Michigan does give something up in the quicks department by going this route. They're not going to be a great WR screen team. Al Borges is fine with this. He hates throwing behind the line of scrimmage. He also loves the deep ball. I mean, come on, this is Al Borges we're talking about, the offensive coordinator who wants to call a 30 yard pass every down.
Title: Dave Brandon run for Senate?
Me: Go away!
DB: "Go away?"
[DB laughs as I begin crying]
Me: I hate you, I hate you.
DB: Where would you be without me, dollar, dollar? I saved us! It was me! We survived because of me!
Me: [stops crying] Not anymore.
DB: What did you say?
Me: Hoke looks after us now. We don't need you anymore.
Me: Leave now, and never come back!
Me: Leave now, and never come back!
[DB screams in frustration]
Me: LEAVE! NOW! AND NEVER COME BACK!
[DB is silent]
Me: [looks around] We told him to go away... and away he goes, Precious! Gone, gone, gone! Michigan is free!
It's been three and a half years since you posted a pic of my son as a 7 WEEK old in a post.
I made a "vine" of him Tuesday. He's keeping up with this "Mgoblog's biggest fan" moniker at the ripe old age of almost four.
Your head might explode if you turn the sound on here.
“What are you shaking your head about? Don’t start this like that. I want positive karma out of you. Hi. How you guys doin’? Heiko, what’s happenin?”
MGo: Not much.
“Always good to see you.”
MGo: It’s good to see you, too.
“You didn’t mean that.”
MGo: I’m really sad that you didn’t run any pistol formations.

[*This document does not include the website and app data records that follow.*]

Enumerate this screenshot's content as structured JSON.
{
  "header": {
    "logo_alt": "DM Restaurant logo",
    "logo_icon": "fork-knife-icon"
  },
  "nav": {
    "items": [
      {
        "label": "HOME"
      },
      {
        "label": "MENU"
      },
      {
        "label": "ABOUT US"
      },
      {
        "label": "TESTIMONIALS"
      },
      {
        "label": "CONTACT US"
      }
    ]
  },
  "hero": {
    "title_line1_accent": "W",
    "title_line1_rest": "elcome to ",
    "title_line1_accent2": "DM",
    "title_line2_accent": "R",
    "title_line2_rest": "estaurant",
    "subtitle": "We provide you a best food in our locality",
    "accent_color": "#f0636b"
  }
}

“We don’t have any pistol formations. How could we run it? But if you’d like us to put them in we’ll be happy to do so just to make you happy.”
MGo: That would be great.
“Because my life revolves around your happiness if you haven’t figured that out by now.”
The first play from scrimmage was a 30-yard pass down the sideline to Amara Darboh. Was that to show people that they don’t need to worry about the wide receivers?
“Heh. No. That wasn’t what I was thinking. No, we were just thinking -- it’s always a good idea every so often in coming out on offense to try and take a ball deep. Our defense isn’t necessarily like this, but a lot of defenses will get a little reckless, you know? They’ll try and create a safety or whatever. A deep ball sometimes is a pretty good deal so we just decided at least once we were going to try and do that. That’s the reason for it.”